The thought of the family waking up on Christmas morning to a puppy or kitten sitting under the tree makes a pretty picture.
But before the nostalgia sets in...is it really a good idea to buy or adopt a pet as a Christmas present?
Sam Threadgill, chief philanthropy officer for the Humane Society of Northeast Georgia, provided this word of caution.
"We have a strict no gift policy," said Threadgill. "We do adoption counseling with all of the potential adopters...and if we get any kind of indication that they're giving it as a gift, we deny the adoption immediately."
Threadgill said there are a couple of exceptions to this policy. One exception is a parent adopting a pet as a surprise for a child, since the pet will be primarily the adult's responsibility. Another is someone adopting a pet on behalf of another person who cannot be at the shelter, but HSNEGA staff still expect the new owner to give their consent over the phone.
However, even in these cases, there is still plenty to consider before adopting an animal.
"It's a lifelong commitment for the life of that animal and sometimes it can be up to 20 years for a cat or maybe sometimes a dog," said Threadgill. "I think people should equate it to having a child.
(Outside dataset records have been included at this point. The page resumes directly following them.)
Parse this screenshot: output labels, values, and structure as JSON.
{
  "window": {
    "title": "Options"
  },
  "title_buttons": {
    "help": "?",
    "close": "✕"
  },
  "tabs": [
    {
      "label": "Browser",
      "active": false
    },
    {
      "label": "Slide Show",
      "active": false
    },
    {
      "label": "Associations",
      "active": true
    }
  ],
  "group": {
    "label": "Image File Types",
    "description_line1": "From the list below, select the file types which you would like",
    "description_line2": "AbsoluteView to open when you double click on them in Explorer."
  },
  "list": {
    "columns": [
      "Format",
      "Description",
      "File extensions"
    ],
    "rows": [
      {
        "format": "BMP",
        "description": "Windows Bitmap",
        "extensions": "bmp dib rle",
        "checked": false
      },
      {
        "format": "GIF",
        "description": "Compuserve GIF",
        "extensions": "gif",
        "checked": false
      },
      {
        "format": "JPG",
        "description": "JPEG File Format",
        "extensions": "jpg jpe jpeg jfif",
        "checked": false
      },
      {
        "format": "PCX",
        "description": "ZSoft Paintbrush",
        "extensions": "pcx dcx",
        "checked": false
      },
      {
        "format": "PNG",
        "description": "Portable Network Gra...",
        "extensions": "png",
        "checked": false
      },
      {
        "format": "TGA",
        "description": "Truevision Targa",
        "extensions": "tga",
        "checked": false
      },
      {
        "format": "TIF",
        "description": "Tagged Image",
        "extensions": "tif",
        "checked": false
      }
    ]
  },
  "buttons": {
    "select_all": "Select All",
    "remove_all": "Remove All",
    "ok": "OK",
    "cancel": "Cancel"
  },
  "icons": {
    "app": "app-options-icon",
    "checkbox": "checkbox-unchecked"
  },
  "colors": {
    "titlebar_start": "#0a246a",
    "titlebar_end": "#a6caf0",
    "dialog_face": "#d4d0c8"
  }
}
We want to encourage as many adoptions as possible, obviously, but we also don't want the animal to end up abandoned, neglected or even returned to us."
Threadgill said she has not seen any evidence of a dogs or cats being returned to HSNEGA immediately after the holidays, like one might see on social media. Even worse, this time of year is when videos and posts pop up of animals dumped on the side of the road.
According to an article published by PETA, a shelter in North Dakota reported more than 700 animals are returned to shelters in the area after the holidays each year.
In the same article, a shelter in Texas reported more than 400 returned animals each year around the same time.
"A shelter is not an ideal environment for any animal, we try to make it as comfortable as we possibly can for them, but there's hundreds of animals in the building," said Threadgill. "All the smells, all the noises, they're stressed out...when you bring them from a quiet home to that situation it can totally change the animal."
Threadgill said if a family is dead set on adopting a dog or cat for Christmas, then they should consider the level of responsibility they are ready to take on at that time.
"When I was a kid, I really wanted a puppy and I swore up and down that I would help everyday with that puppy. And you know, that didn't really happen as it should have," said Threadgill. "So I might recommend an adult dog who's house trained, maybe a little bit older, calmer, or a little bit easier to deal with, and sometimes better trained."
Threadgill also said to consider the family dynamic and living situation.
"Just get to know the animal and really think about the decision with that specific animal before you make the call, and how it will work with your family in your household," said Threadgill. "If you're in an apartment, if you're your landlord allows you...you've got to think about all those things before you make the decision."
The Humane Society of Northeast Georgia is open Tuesday through Sunday from noon until 6 p.m. The shelter will be closed on Christmas Day. A list of adoptable animals can be found here.